> (let ([x 10])
    x)

: Integer

10

> (let ([x 10]
        [y (+ x 1)])
    y)

: Integer

11

> (let ([x 10]
        [y {x + 1}]
        [z {y * 2}])
    z)

: Integer

22

syntax

(letrec ([id maybe-type val-expr] ...+)
  body-expr)
 
maybe-type = : type
  | 
Like let, but the bindings created are potentially mutually-recursive. Each id is bound to the result of val-expr, and each id is in scope within each val-expr as well as the body-expr.

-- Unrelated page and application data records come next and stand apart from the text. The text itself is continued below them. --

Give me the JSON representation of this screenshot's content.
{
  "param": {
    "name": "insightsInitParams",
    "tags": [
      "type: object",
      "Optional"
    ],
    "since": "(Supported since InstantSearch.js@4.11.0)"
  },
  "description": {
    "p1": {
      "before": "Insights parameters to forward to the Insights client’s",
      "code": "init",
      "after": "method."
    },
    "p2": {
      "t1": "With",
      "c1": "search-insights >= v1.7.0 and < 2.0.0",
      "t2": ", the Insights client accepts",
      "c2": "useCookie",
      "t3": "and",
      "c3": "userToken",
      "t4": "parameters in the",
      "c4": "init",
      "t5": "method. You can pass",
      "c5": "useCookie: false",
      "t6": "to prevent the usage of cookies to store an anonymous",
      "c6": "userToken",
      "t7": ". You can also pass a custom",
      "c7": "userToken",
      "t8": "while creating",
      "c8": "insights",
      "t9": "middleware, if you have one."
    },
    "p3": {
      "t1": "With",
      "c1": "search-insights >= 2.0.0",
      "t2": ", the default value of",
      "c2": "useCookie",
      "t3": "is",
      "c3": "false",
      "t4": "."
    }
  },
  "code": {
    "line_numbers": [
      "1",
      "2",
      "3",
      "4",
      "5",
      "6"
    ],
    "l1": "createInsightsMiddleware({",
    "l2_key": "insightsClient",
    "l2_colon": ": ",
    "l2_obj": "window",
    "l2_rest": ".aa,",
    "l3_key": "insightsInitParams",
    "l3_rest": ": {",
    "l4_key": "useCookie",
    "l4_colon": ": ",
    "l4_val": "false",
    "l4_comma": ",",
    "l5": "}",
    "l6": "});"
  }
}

Unlike let, all ids must be unique.

This allows val-exprs to refer to themselves (to create circular values or recursive functions) or other bindings (to create shared or mututally recursive values or functions).

Examples:
> (letrec ([xs {1 :: xs}])
    (take 5 xs))

: (List Integer)

{1 :: 1 :: 1 :: 1 :: 1 :: Nil}

> (letrec ([xs {1 :: ys}]
           [ys {2 :: xs}])
    (take 5 xs))

: (List Integer)

{1 :: 2 :: 1 :: 2 :: 1 :: Nil}

2.1.5 Pattern Matching

syntax

(case val-expr
  [pat body-expr] ...+)
Matches val-expr against each pat, in order. The result of the expression is the result of the body-expr for the first matching pat.

Example:
> (case (Just 42)
    [(Just x) x]
    [Nothing 0])

: Integer

42

syntax

(case* [val-expr ...+]
  [[pat ...+] body-expr] ...+)
Like case, but matches against multiple values at once. Each case only succeeds if all pats succeed.

Example:
> (case* [(Just 1) (Just 2)]
    [[(Just _) Nothing] "first"]
    [[Nothing (Just _)] "second"]
    [[(Just _) (Just _)] "both"]
    [[Nothing Nothing] "neither"])

: String

"both"

2.1.6 Imports

syntax

(require require-spec ...)

Imports bindings from a module, just like require from racket/base. The require binding provided by hackett adds support for properly importing bindings in the type namespace, but otherwise, the behavior is the same.